When you are coming down with a cold, what you eat may decide which way you go with the cold, either get better or feel more sick, says Dr. Tei. Some of you may think that a steak can give you the extra stamina you need to sail through this period. However, the better choice would be a simple rice porridge with grated ginger and a pickled plum, Umeboshi in Japanese. Also, something hot and lightly seasoned, such as a chicken soup, would be another great choice. An important thing is that you don’t want to burden your digestive system particularly when you are feeling vulnerable as in the beginning stage of a cold.

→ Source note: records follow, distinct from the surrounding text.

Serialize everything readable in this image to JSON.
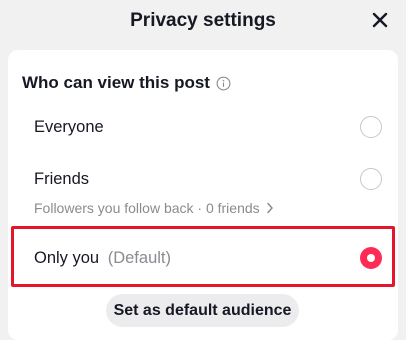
{
  "header": {
    "title": "Privacy settings"
  },
  "section": {
    "title": "Who can view this post"
  },
  "options": [
    {
      "label": "Everyone",
      "selected": false
    },
    {
      "label": "Friends",
      "sublabel": "Followers you follow back · 0 friends",
      "selected": false
    },
    {
      "label": "Only you",
      "default_tag": "(Default)",
      "selected": true
    }
  ],
  "actions": {
    "set_default_label": "Set as default audience"
  },
  "colors": {
    "accent": "#fe2c55",
    "highlight": "#e3162b",
    "muted_text": "#8a8b91"
  }
}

Now, scientists know that 60 ~ 70 % of immune cells are in the intestines. So if you burden the intestines with a large quantity of heavy foods, the immune cells will be “glued to” the intestinal walls and won’t be able to support the rest of the body. When viruses are entering the body, you need those immune cells to get out there within the whole body and fight against the viruses. Therefore, when you feel like you are catching a cold, it is more important to eat light, keep the body warm and for you to be well rested. In this way, a parasympathetic (branch of the autonomic) nervous system becomes activated and your immune power goes up…giving you a better chance of feeling better soon.

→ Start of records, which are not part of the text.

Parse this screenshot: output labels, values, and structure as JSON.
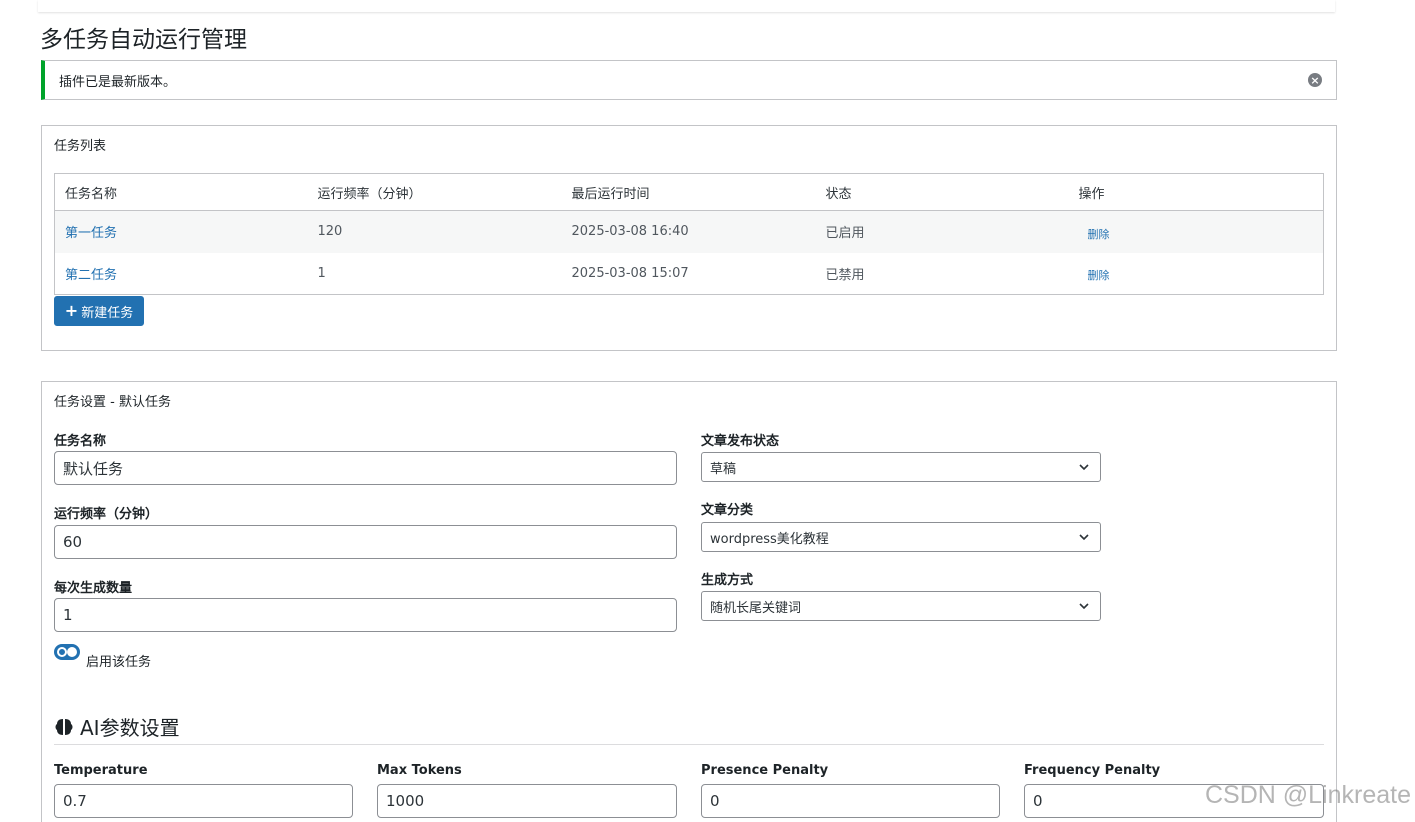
{
  "page": {
    "title": "多任务自动运行管理"
  },
  "notice": {
    "text": "插件已是最新版本。"
  },
  "task_list": {
    "heading": "任务列表",
    "columns": [
      "任务名称",
      "运行频率（分钟）",
      "最后运行时间",
      "状态",
      "操作"
    ],
    "rows": [
      {
        "name": "第一任务",
        "frequency": "120",
        "last_run": "2025-03-08 16:40",
        "status": "已启用",
        "action": "删除"
      },
      {
        "name": "第二任务",
        "frequency": "1",
        "last_run": "2025-03-08 15:07",
        "status": "已禁用",
        "action": "删除"
      }
    ],
    "new_button": "新建任务"
  },
  "settings": {
    "heading": "任务设置 - 默认任务",
    "task_name": {
      "label": "任务名称",
      "value": "默认任务"
    },
    "frequency": {
      "label": "运行频率（分钟）",
      "value": "60"
    },
    "count": {
      "label": "每次生成数量",
      "value": "1"
    },
    "enable": {
      "label": "启用该任务",
      "checked": true
    },
    "publish_status": {
      "label": "文章发布状态",
      "value": "草稿"
    },
    "category": {
      "label": "文章分类",
      "value": "wordpress美化教程"
    },
    "method": {
      "label": "生成方式",
      "value": "随机长尾关键词"
    }
  },
  "ai": {
    "title": "AI参数设置",
    "fields": [
      {
        "label": "Temperature",
        "value": "0.7"
      },
      {
        "label": "Max Tokens",
        "value": "1000"
      },
      {
        "label": "Presence Penalty",
        "value": "0"
      },
      {
        "label": "Frequency Penalty",
        "value": "0"
      }
    ]
  },
  "watermark": "CSDN @Linkreate",
  "colors": {
    "accent": "#2271b1",
    "success": "#00a32a",
    "border": "#c3c4c7"
  }
}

It is interesting, as the above advice was given in the description of one of the classic Kampo formulae for a beginning stage of a cold, called Keishito or 桂枝湯 (Cinnamon Combination) in one of the classical Kampo texts, called Sho Kan Ron or 傷寒論, which was believed to have been written approximately 2000 years ago.
Happy Digestive Organs – Light Work and Resting:
Many intriguing ideas and insights on healthy living from a Kampo point of view coincide with what has been preached in another extraordinary book called, Yojokun or 養生訓, “Lessons on Nurturing Life”. The author (1630-1714) was a physician for a samurai clan, a botanist and a neo-Confucian philosopher. The book is a compilation of precepts for living life mentally, spiritually and physically to its fullest. In fact, the author completed the book when he was 84 years old based on the collections of his own notes on health and happiness, and how to prevent the onset of disease. Although the author extensively wrote on the mind, emotions, exercises, sexual activities etc., here are some nutritional/eating guidance, which are again surprisingly appropriate even today.
- When it comes to rare or beautifully prepared food, you should stop eating to a point where you are seventy to eighty percent satisfied. Never continue eating until you are full in the stomach.
- Your meals should be light and lightly seasoned. Do not overeat fatty foods and strongly seasoned foods. Never eat raw and cold foods. Limit to one cup of soup, one plate of fish and one or two side dishes.
- Warming foods are good and cooling foods are not.
- Supper should be light and in a smaller portion.
- Do not eat late at night. Going to sleep right after eating is not good. If you do, you will get ill.
- Snacks between meals are not good.
The digestive system benefits from a good rest with some period of no eating (it does not mean extended fasting here). So have a think how you can give your hard working digestive organs a good rest in your eating life. This plays a big role in maintaining your health throughout your life – Nurturing Life!
Keisetsu Otsuka, Sho Kan Ron Commentary (original in Japanese), Sogen Sha 1966.
Ekiken Kaibara, Yojokun (original in Japanese); translated into modern Japanese by Tomonobu Itoh, Kodansha Gatsujyutsu Bunko, 1982.
Ekiken Kaibara, Yojokun: life lessons from a samurai; translated into English by William Scott Wilson, Kodansha International, 2008.